The one-two punch of a COVID interruptions and inflation at a 40-year high is enough to make almost anyone worry about having the right amount of money set aside in case of an emergency. Americans – and people around the world – have certainly come to understand how quickly financial tides can turn and the necessity of saving for unexpected expenses.
A new survey of 1,025 U.S. adults from Bankrate found that more than half – some 58% – reported being concerned about the amount they have in emergency savings. That figure is up a whopping 10 percent from 48 percent in 2021 (and 44 percent in 2020). To help ease the sting of inflation, many people are dipping into savings to pay for the rising cost of food, rent, and more.
The great thing about emergency funds is that even if you deplete them, you can begin to build them back up again as soon as you are able.
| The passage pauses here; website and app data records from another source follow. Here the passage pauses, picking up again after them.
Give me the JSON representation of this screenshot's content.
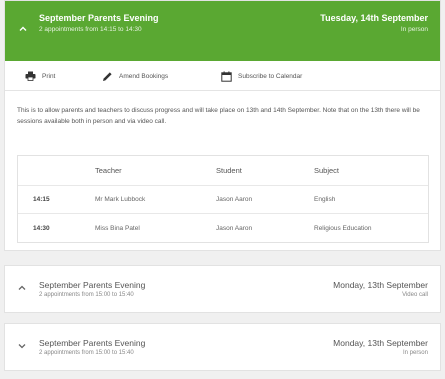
{
  "expanded_event": {
    "title": "September Parents Evening",
    "subtitle": "2 appointments from 14:15 to 14:30",
    "date": "Tuesday, 14th September",
    "mode": "In person",
    "accent_color": "#5aa832",
    "toolbar": {
      "print_label": "Print",
      "amend_label": "Amend Bookings",
      "subscribe_label": "Subscribe to Calendar"
    },
    "description": "This is to allow parents and teachers to discuss progress and will take place on 13th and 14th September. Note that on the 13th there will be sessions available both in person and via video call.",
    "table": {
      "headers": [
        "",
        "Teacher",
        "Student",
        "Subject"
      ],
      "rows": [
        {
          "time": "14:15",
          "teacher": "Mr Mark Lubbock",
          "student": "Jason Aaron",
          "subject": "English"
        },
        {
          "time": "14:30",
          "teacher": "Miss Bina Patel",
          "student": "Jason Aaron",
          "subject": "Religious Education"
        }
      ]
    }
  },
  "collapsed_events": [
    {
      "title": "September Parents Evening",
      "subtitle": "2 appointments from 15:00 to 15:40",
      "date": "Monday, 13th September",
      "mode": "Video call"
    },
    {
      "title": "September Parents Evening",
      "subtitle": "2 appointments from 15:00 to 15:40",
      "date": "Monday, 13th September",
      "mode": "In person"
    }
  ],
  "icons": {
    "expanded_chevron": "chevron-up-icon",
    "print": "printer-icon",
    "amend": "pencil-icon",
    "subscribe": "calendar-icon",
    "collapsed_chevron_1": "chevron-up-icon",
    "collapsed_chevron_2": "chevron-down-icon"
  }
}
You should make it as easy on yourself as possible by setting up an electronic withdrawal either with your employer or with your financial institution so that money is moved to savings every week or month (from a checking account) without you having to take the extra steps of remembering and following through. You will be so glad you did!
When it comes to figuring out exactly how much cash you will need to stash in your emergency fund, the answer will vary based on several factors, including your age, if you are single or living with a partner who works outside the home, how many people depend on your income, and how close you are to retiring.
If you are a one-income household
Those who work to support a family without the cushion of an extra income likely need more savings to cover basic living expenses if something happens to the sole income provider. This is when it’s necessary to have a solid six months of money set aside in a separate account to pay for the basics.
If there are two or more earners at home
You can ease up just a little on how much you’ll need to have saved when there are multiple earners supporting a household. Start with the amount you will need to pay for three to six months of expenses. If one person loses their job or is unable to work for a while, the other earners’ paychecks can supplement savings to help you make it through the rough patch.
If you are single (and early or mid-career)
Someone who is single also should aim to have three to six months of money set aside in an account in case they lose their job or have another emergency that requires extra money. Remember, this amount should cover rent, utilities, food, and other necessities, not necessarily extras such as streaming services, or other things you can live without when money is tight.
If you are two years or less from retirement age
People who find themselves in this situation should probably have a goal of gathering the money to be able to pay for a year or more of living expenses to bridge the gap to retirement and the ability to collect Social Security benefits. The older you are, the more expensive life can become, often with more medical expenses and higher premiums for insurance and other protections.
All said, whether you find yourself ahead of this curve or behind, the most important thing is to start saving. Goals like these are different for each person and household, so determining what works best for you is a great place to begin. From there, strategize how you can increase your income and lower your expenses so that saving becomes a normal part of your financial routine.
This article by Jean Chatzky (with reporting by Casandra Andrews) originally appeared on SavvyMoney blog(Opens in a new Window), and is used by permission.